Facebook says that it will bow to privacy rules in Belgium that is aimed at stopping the company from using cookies to track people who aren’t members of Facebook and who aren’t signed in.
The ruling will basically see non-users being unable to view Facebook pages without logging in or creating an account with the social media network.
“We had hoped to address the BPC’s concerns in a way that allowed us to continue using a security cookie that protected Belgian people from more than 33,000 takeover attempts in the past month,” said a spokesperson for Facebook in a statement. “We’re disappointed we were unable to reach an agreement and now people will be required to log in or register for an account to see publicly available content on Facebook.”
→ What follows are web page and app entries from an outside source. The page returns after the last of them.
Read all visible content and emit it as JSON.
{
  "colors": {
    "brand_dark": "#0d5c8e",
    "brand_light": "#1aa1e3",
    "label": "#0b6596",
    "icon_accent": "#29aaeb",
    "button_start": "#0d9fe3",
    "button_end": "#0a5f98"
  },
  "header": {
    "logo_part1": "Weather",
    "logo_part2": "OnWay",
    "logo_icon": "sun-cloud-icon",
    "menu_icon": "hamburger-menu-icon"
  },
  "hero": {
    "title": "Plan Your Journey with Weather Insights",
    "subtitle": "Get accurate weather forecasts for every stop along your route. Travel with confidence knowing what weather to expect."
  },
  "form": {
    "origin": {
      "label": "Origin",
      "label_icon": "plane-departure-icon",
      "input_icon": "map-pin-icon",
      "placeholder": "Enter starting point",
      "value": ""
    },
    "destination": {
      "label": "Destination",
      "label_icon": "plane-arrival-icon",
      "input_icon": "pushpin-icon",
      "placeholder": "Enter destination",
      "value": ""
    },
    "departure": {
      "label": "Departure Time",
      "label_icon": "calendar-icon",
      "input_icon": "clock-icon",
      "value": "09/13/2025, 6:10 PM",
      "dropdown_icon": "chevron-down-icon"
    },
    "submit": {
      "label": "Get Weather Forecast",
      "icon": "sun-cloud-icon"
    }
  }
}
Despite Facebook’s arguments, it’s likely that other countries around Europe will consider making the same steps as Belgium, especially considering the fact that Belgium isn’t applying its own laws, it’s applying European laws. Despite this, while individuals may be for the increased level of privacy, business owners, for example, may not be as happy about it considering the fact that non-Facebook users now won’t be able to see their pages.[“source-techtimes”]